* [Work instruction] Please reproduce each of the following entries exactly.

* [Task inputs]
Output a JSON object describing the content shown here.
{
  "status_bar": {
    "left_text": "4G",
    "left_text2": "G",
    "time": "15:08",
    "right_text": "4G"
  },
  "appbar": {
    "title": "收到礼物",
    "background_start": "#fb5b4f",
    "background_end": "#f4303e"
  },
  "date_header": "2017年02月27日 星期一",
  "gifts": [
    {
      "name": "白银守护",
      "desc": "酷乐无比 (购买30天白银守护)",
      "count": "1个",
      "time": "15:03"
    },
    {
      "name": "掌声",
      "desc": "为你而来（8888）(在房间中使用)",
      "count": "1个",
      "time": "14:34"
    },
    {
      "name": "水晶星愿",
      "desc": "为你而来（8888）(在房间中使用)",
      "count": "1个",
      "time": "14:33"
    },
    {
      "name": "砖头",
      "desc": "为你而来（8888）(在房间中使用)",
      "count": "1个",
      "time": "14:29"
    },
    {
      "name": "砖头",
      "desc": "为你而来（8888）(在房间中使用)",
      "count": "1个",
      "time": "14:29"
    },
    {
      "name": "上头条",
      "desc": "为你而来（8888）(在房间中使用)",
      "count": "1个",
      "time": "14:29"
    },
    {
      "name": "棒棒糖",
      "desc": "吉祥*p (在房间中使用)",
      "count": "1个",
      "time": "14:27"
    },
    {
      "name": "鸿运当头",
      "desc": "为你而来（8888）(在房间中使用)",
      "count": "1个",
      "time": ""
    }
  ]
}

* [Output of the task]
Output a JSON object describing the content shown here.
{
  "status_bar": {
    "left_text": "4G",
    "left_text2": "G",
    "time": "15:08",
    "right_text": "4G"
  },
  "appbar": {
    "title": "收到礼物",
    "background_start": "#fb5b4f",
    "background_end": "#f4303e"
  },
  "date_header": "2017年02月27日 星期一",
  "gifts": [
    {
      "name": "白银守护",
      "desc": "酷乐无比 (购买30天白银守护)",
      "count": "1个",
      "time": "15:03"
    },
    {
      "name": "掌声",
      "desc": "为你而来（8888）(在房间中使用)",
      "count": "1个",
      "time": "14:34"
    },
    {
      "name": "水晶星愿",
      "desc": "为你而来（8888）(在房间中使用)",
      "count": "1个",
      "time": "14:33"
    },
    {
      "name": "砖头",
      "desc": "为你而来（8888）(在房间中使用)",
      "count": "1个",
      "time": "14:29"
    },
    {
      "name": "砖头",
      "desc": "为你而来（8888）(在房间中使用)",
      "count": "1个",
      "time": "14:29"
    },
    {
      "name": "上头条",
      "desc": "为你而来（8888）(在房间中使用)",
      "count": "1个",
      "time": "14:29"
    },
    {
      "name": "棒棒糖",
      "desc": "吉祥*p (在房间中使用)",
      "count": "1个",
      "time": "14:27"
    },
    {
      "name": "鸿运当头",
      "desc": "为你而来（8888）(在房间中使用)",
      "count": "1个",
      "time": ""
    }
  ]
}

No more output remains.